The order, filed in Hawkins County Circuit Court on Nov. 9, was signed by Sevier County Circuit Judge Rex Henry Ogle, who was appointed to hear the case of Doris Colleen Burns versus James Taylor and his wife, Julia North Taylor.
In December of last year, Burns filed a lawsuit against James Taylor alleging that on Nov. 12, 2008, he borrowed $65,000 from Burns, who was his client in pending civil litigation. The note was reportedly cosigned by Julia Taylor.
Ogle’s order states that based on Julia Taylor’s failure to reply to the allegations through counsel, or pro se, the court entered a judgment against her for a total of $63,341, which includes Burns’ attorney fee and court costs.
Kingsport attorney David Darnell is listed as Julia Taylor’s attorney in Ogle’s order.
A message left for Darnell by the Times-News Monday seeking comment about the judgment was not returned.
James Taylor was ordered to pay Burns $50,000 in restitution stemming from the same situation when he pleaded guilty Oct. 12 in Hawkins County Criminal Court to six felony theft charges.
Those theft charges stemmed from money stolen from former clients in Taylor’s private law practice as well as theft of funds he raised under the pretext of hanging historical documents including the Ten Commandments on the wall of the Hawkins County Justice Center.
Morristown attorney Paul Whetstone, who represents Burns in her lawsuit, said the criminal restitution and civil judgment overlap.

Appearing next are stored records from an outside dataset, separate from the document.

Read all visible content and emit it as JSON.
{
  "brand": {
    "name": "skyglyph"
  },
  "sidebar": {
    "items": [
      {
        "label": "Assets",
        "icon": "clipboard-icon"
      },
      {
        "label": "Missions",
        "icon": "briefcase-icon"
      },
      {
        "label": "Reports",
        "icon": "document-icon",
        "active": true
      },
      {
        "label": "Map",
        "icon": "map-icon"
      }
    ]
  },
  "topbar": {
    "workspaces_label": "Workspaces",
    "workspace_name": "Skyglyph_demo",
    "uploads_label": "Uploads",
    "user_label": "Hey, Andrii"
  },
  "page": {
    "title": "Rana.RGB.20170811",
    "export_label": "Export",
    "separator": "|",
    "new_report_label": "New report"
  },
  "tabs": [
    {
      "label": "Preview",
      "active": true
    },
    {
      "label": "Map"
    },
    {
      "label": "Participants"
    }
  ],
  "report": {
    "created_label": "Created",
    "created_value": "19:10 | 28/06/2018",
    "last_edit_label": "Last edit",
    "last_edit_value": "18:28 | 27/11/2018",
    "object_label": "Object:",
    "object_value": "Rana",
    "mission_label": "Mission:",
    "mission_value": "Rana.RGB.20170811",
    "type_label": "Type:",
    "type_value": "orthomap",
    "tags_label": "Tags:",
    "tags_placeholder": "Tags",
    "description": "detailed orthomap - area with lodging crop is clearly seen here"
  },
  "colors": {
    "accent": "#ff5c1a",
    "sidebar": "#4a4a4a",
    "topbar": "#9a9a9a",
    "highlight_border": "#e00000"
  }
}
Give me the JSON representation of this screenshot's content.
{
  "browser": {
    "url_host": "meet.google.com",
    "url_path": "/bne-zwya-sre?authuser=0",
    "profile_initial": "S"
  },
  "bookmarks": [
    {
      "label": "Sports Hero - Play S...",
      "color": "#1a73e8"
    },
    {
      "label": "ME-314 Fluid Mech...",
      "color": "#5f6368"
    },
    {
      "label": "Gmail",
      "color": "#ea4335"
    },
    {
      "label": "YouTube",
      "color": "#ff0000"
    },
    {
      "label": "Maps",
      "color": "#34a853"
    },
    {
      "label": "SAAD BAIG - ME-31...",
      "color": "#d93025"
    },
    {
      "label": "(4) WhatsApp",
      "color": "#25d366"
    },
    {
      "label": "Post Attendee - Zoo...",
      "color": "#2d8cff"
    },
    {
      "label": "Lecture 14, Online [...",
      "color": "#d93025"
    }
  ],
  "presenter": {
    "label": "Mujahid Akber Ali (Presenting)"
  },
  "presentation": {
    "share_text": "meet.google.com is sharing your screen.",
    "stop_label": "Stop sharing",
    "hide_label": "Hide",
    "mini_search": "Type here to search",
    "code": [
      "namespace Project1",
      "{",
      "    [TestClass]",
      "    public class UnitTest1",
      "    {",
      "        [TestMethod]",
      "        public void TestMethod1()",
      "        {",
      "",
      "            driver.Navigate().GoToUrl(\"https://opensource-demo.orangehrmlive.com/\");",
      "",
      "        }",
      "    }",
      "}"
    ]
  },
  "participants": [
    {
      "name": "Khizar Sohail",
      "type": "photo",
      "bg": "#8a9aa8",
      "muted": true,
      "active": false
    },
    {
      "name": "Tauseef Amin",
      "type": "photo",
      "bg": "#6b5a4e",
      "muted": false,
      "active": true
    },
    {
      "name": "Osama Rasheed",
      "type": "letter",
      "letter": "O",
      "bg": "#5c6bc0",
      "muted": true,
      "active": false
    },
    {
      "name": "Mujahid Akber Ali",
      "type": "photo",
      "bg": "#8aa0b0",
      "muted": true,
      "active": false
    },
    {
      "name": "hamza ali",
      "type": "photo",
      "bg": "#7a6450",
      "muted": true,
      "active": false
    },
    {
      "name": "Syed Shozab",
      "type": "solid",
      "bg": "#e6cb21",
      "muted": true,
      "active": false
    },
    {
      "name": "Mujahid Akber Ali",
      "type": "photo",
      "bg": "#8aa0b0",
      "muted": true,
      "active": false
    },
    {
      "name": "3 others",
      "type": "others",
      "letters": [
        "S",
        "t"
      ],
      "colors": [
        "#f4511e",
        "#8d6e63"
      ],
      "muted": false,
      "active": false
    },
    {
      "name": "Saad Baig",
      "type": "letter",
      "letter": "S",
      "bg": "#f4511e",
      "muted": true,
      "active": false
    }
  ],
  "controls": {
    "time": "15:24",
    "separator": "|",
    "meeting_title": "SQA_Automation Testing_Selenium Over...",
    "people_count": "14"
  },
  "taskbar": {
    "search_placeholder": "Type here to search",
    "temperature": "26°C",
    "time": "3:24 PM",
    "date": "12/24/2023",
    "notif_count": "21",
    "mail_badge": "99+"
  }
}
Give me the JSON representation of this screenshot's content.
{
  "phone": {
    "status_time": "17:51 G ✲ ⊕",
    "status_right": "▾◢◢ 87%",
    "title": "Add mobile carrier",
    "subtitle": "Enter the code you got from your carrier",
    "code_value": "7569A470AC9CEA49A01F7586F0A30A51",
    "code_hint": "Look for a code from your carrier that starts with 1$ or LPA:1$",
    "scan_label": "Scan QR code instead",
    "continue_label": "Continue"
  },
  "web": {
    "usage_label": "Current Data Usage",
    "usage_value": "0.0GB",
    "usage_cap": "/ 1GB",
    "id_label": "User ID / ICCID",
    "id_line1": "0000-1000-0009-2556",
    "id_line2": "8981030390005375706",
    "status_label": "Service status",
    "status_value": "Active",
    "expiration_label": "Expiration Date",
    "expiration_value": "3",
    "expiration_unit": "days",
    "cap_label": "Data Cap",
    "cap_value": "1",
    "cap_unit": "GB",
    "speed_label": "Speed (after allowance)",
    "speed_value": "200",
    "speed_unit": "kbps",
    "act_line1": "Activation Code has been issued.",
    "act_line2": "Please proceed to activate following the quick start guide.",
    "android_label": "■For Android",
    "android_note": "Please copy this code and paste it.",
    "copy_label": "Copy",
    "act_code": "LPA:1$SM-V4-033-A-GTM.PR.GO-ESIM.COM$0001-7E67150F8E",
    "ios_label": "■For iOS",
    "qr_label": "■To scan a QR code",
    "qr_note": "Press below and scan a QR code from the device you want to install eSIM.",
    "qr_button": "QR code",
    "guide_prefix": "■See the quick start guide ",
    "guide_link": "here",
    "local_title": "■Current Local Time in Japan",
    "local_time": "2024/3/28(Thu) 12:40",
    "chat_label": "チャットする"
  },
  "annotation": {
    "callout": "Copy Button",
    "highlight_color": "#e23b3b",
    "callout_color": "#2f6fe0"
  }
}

“We’re not double dipping, but we now have two courts that have ordered these funds be paid to my client,” Whetstone said. “That’s two courts the defendants will have to answer to if these funds aren’t paid.”
Whetstone noted, however, that Burns isn’t through with the Taylors.
In February, Burns amended her original lawsuit to include an additional $16,000 she claims James Taylor “extorted” from her in 2010. She is also seeking “unspecified damages” in that amended suit.
The amended lawsuit claims that he threatened Burns with a false criminal charge and prison to intimidate her into paying him $16,000, which Taylor allegedly told Burns was to be used as bribe money.
The lawsuit alleges that in his private practice Taylor was representing Burns in an adoption case involving a child.
Taylor allegedly told Burns that the guardian ad litem in that case was going to place criminal charges against her for “selling a baby.” He allegedly threatened that the consequence could be a prison sentence for Burns, who allegedly paid Taylor the $16,000.
Taylor served as Hawkins County juvenile judge from 2006 until August of 2011, when he was appointed sessions judge by the County Commission. He resigned his sessions judge seat in May, shortly before being indicted in Davidson County and later in Hawkins County on theft charges.
In addition to his October guilty pleas, Taylor pleaded guilty in September in Davidson County to another six felony theft charges stemming from fraudulent payment claims he made from the Tennessee Administrative Office of Courts.
James Taylor is currently incarcerated in the Davidson County Jail awaiting an expected early release on a three-year jail sentence, after which he will remain on probation until 2028.